The prosecution showed the jury two exhibition photos that revealed close-up details of the weapon used to shoot Freeman. A Griffin police sergeant also testified that the gun looked wet when he examined it, and that there appeared to be cooking grease on the gun as well.
During her interview with CBS News correspondent David Begnaud, prosecutor Kate Lenhard summarized her case to explain how and why she believes Higdon killed Freeman. Lenhard told the jury that Freeman and Higdon’s relationship fell apart and an enraged Mary Katherine shot Freeman when he finally came home after ignoring his texts all day and then refusing to eat the dinner she had prepared for him.
“She took out the magazine from the pistol with the hands that had prepared this food and was angry that he didn’t want to eat it. She put bullets in that magazine. She put the magazine in the pistol. She fired. the top of that gun. She put a round in there and put five and three-quarter pounds of pressure on that trigger. And she pulled the trigger because she was angry. Lenhard told “48 Hours” “That the grease inside the gun was proof that the Steven Freeman shooting was not an accident, but a murder.
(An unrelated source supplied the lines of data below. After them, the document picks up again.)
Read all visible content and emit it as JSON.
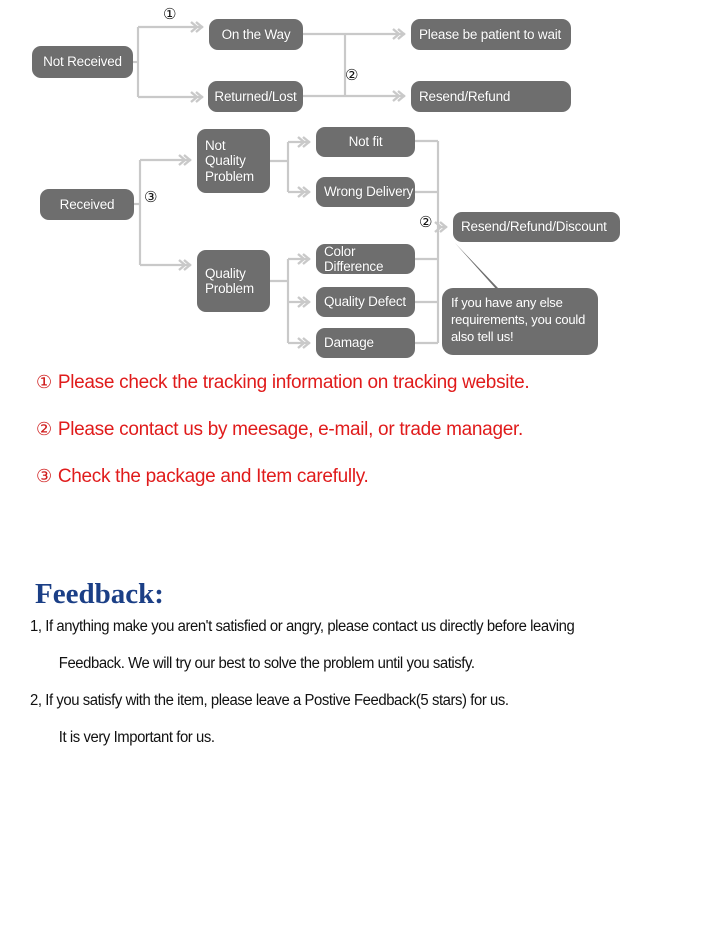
{
  "flowchart": {
    "nodes": {
      "not_received": "Not Received",
      "on_the_way": "On the Way",
      "returned_lost": "Returned/Lost",
      "please_wait": "Please be patient to wait",
      "resend_refund": "Resend/Refund",
      "received": "Received",
      "not_quality_problem": "Not\nQuality\nProblem",
      "quality_problem": "Quality\nProblem",
      "not_fit": "Not fit",
      "wrong_delivery": "Wrong Delivery",
      "color_difference": "Color Difference",
      "quality_defect": "Quality Defect",
      "damage": "Damage",
      "resend_refund_discount": "Resend/Refund/Discount"
    },
    "bubble": "If you have any else\nrequirements, you could\nalso tell us!",
    "markers": {
      "m1": "①",
      "m2_top": "②",
      "m3": "③",
      "m2_bottom": "②"
    },
    "colors": {
      "node_fill": "#6e6e6e",
      "node_text": "#ffffff",
      "connector": "#c9c9c9",
      "note_red": "#e01b1b",
      "feedback_blue": "#1b3f86"
    }
  },
  "notes": [
    {
      "num": "①",
      "text": "Please check the tracking information on tracking website."
    },
    {
      "num": "②",
      "text": "Please contact us by meesage, e-mail, or trade manager."
    },
    {
      "num": "③",
      "text": "Check the package and Item carefully."
    }
  ],
  "feedback": {
    "title": "Feedback:",
    "lines": [
      "1, If anything make you aren't satisfied or angry, please contact us directly before leaving",
      "Feedback. We will try our best to solve the problem until you satisfy.",
      "2, If you satisfy with the item, please leave a Postive Feedback(5 stars) for us.",
      "It is very Important for us."
    ]
  }
}
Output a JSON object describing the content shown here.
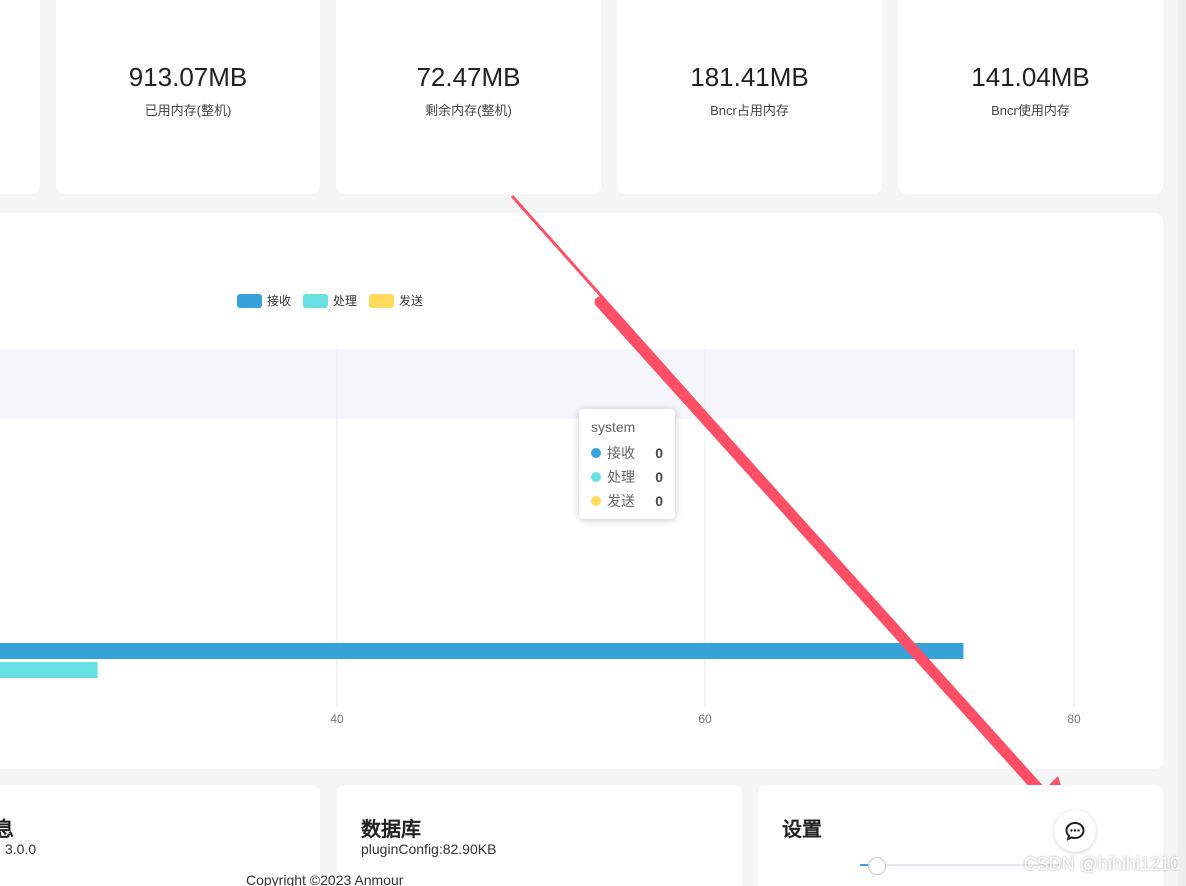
{
  "stats": [
    {
      "value": "913.07MB",
      "label": "已用内存(整机)"
    },
    {
      "value": "72.47MB",
      "label": "剩余内存(整机)"
    },
    {
      "value": "181.41MB",
      "label": "Bncr占用内存"
    },
    {
      "value": "141.04MB",
      "label": "Bncr使用内存"
    }
  ],
  "chart_data": {
    "type": "bar",
    "orientation": "horizontal",
    "legend": [
      "接收",
      "处理",
      "发送"
    ],
    "legend_position": "top",
    "colors": [
      "#37a2da",
      "#67e0e3",
      "#ffdb5c"
    ],
    "x_ticks": [
      "40",
      "60",
      "80"
    ],
    "xlim": [
      0,
      80
    ],
    "grid": true,
    "visible_bars": [
      {
        "series": "接收",
        "value": 74
      },
      {
        "series": "处理",
        "value": 27
      }
    ],
    "tooltip": {
      "title": "system",
      "rows": [
        {
          "name": "接收",
          "value": "0",
          "color": "#37a2da"
        },
        {
          "name": "处理",
          "value": "0",
          "color": "#67e0e3"
        },
        {
          "name": "发送",
          "value": "0",
          "color": "#ffdb5c"
        }
      ]
    }
  },
  "bottom_cards": [
    {
      "title": "息",
      "line": "3.0.0"
    },
    {
      "title": "数据库",
      "line": "pluginConfig:82.90KB"
    },
    {
      "title": "设置",
      "line": ""
    }
  ],
  "footer": {
    "copyright": "Copyright ©2023 Anmour"
  },
  "watermark": "CSDN @hihihi1210",
  "icons": {
    "fab": "chat-icon"
  }
}
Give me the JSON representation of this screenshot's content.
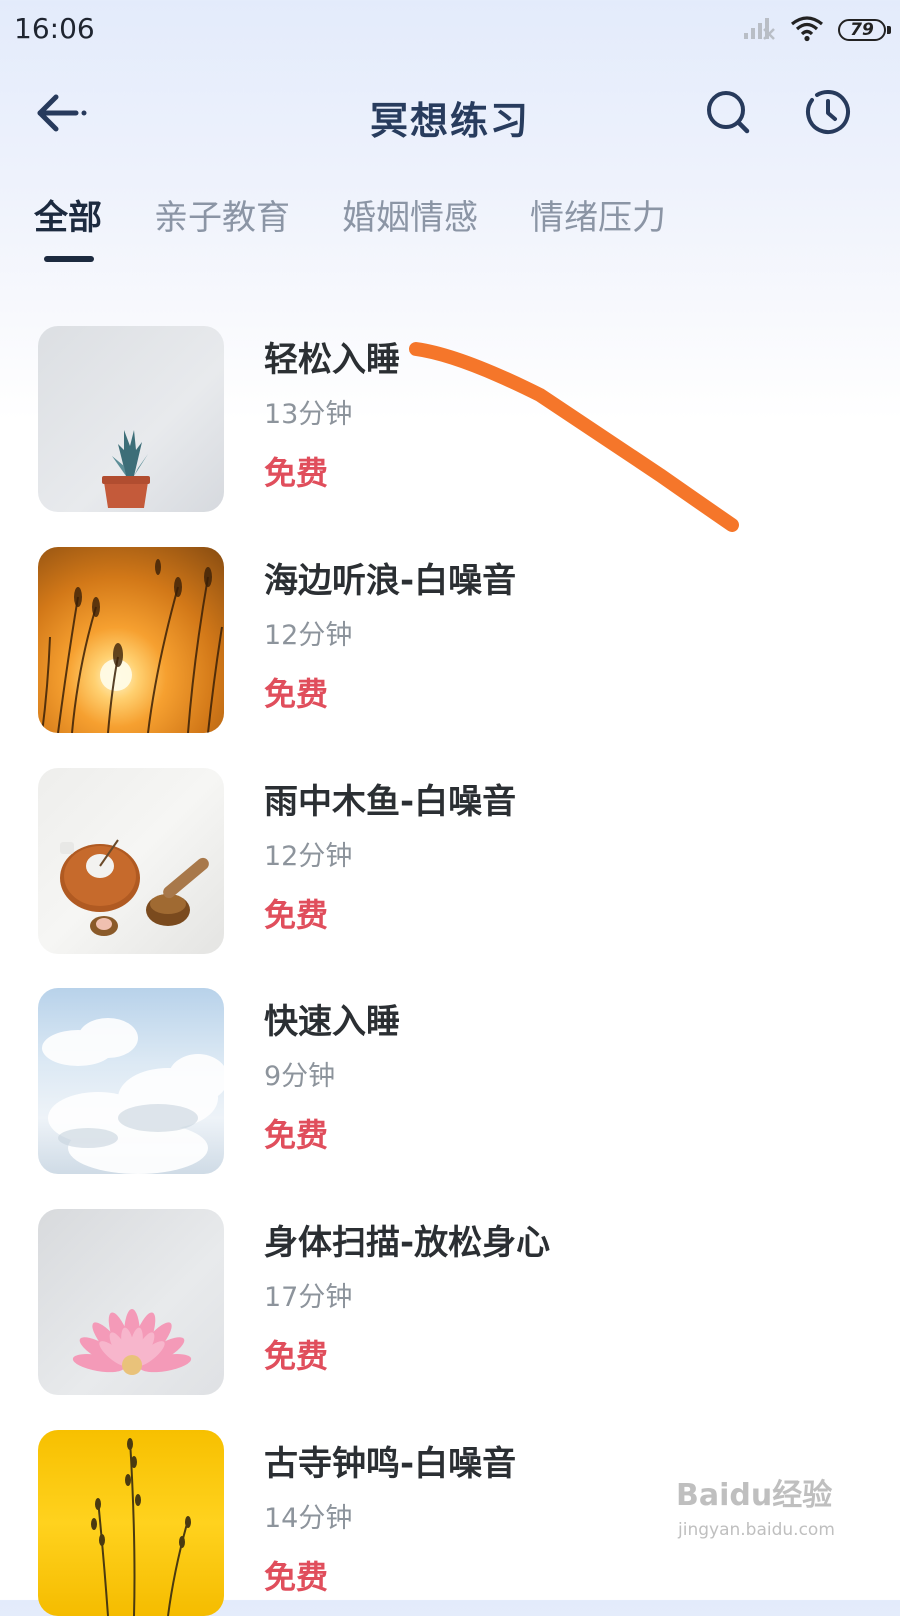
{
  "status_bar": {
    "time": "16:06",
    "battery": "79",
    "icons": [
      "signal-icon",
      "wifi-icon",
      "battery-icon"
    ]
  },
  "header": {
    "title": "冥想练习",
    "back_icon": "back-arrow-icon",
    "search_icon": "search-icon",
    "history_icon": "clock-icon"
  },
  "tabs": [
    {
      "label": "全部",
      "active": true
    },
    {
      "label": "亲子教育",
      "active": false
    },
    {
      "label": "婚姻情感",
      "active": false
    },
    {
      "label": "情绪压力",
      "active": false
    }
  ],
  "items": [
    {
      "title": "轻松入睡",
      "duration": "13分钟",
      "price": "免费",
      "image": "potted-succulent"
    },
    {
      "title": "海边听浪-白噪音",
      "duration": "12分钟",
      "price": "免费",
      "image": "sunset-grass"
    },
    {
      "title": "雨中木鱼-白噪音",
      "duration": "12分钟",
      "price": "免费",
      "image": "incense-and-bowl"
    },
    {
      "title": "快速入睡",
      "duration": "9分钟",
      "price": "免费",
      "image": "clouds-sky"
    },
    {
      "title": "身体扫描-放松身心",
      "duration": "17分钟",
      "price": "免费",
      "image": "pink-gerbera-flower"
    },
    {
      "title": "古寺钟鸣-白噪音",
      "duration": "14分钟",
      "price": "免费",
      "image": "dry-grass-yellow"
    }
  ],
  "watermark": {
    "brand": "Baidu经验",
    "url": "jingyan.baidu.com"
  },
  "colors": {
    "accent_title": "#283c5e",
    "price_red": "#e04e5c",
    "annotation_orange": "#f5762a"
  }
}
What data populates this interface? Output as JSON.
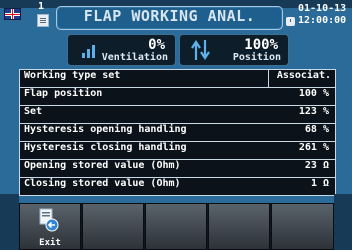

In an interview with Begnaud, Griffin Police Detective Adam Trammell used the same type of firearm as Higdon, a Glock 42, to demonstrate how to load the magazine, then remove the slide to chamber a bullet. Detective Trammel’s on-camera demonstration illustrated investigators’ theory of how this grease ended up both on the top of the gun and, more importantly, on the magazine inside the gun. armed.
In his interview with “48 Hours”, defense lawyer Jorge Carabajal challenged the state’s evidence: “They took a nice close-up photo of the gun. I didn’t see this level of grease or whatever on that gun other than maybe – whatever you got on your fingers.… ”
But the trial would be more than grease on a gun. Higdon testified that although she did not know the gun was chambered, she held the gun in the air that night because she was afraid of Freeman. To the surprise of many in the courtroom, Higdon painted a picture of escalating abuse on Freeman’s part. She read several ugly and threatening text messages to the jury that Freeman sent her a year before his death. Higdon also testified that Freeman hit her, and on two occasions, that he raped her.
The prosecution did not believe it. During her cross-examination, Kate Lenhard confronted Higdon for never complaining about Steven’s abuse allegations.
Ultimately, it was up to the jury to decide whether the accused was guilty of any of the charges against her. The verdict: not guilty.
Many members of the tribunal were stunned by the jury’s decision to acquit Mary Katherine Higdon of all charges: malicious murder, felony murder, aggravated assault and possession of a firearm while committing a crime. crime.
“48 Hours” spoke to some jurors to find out exactly what happened while they deliberated behind closed doors. Hear what they have to say on “The Case Against Mary Katherine Higdon” airs Saturday, July 24 at 9 / 8c on CBS and Paramount +.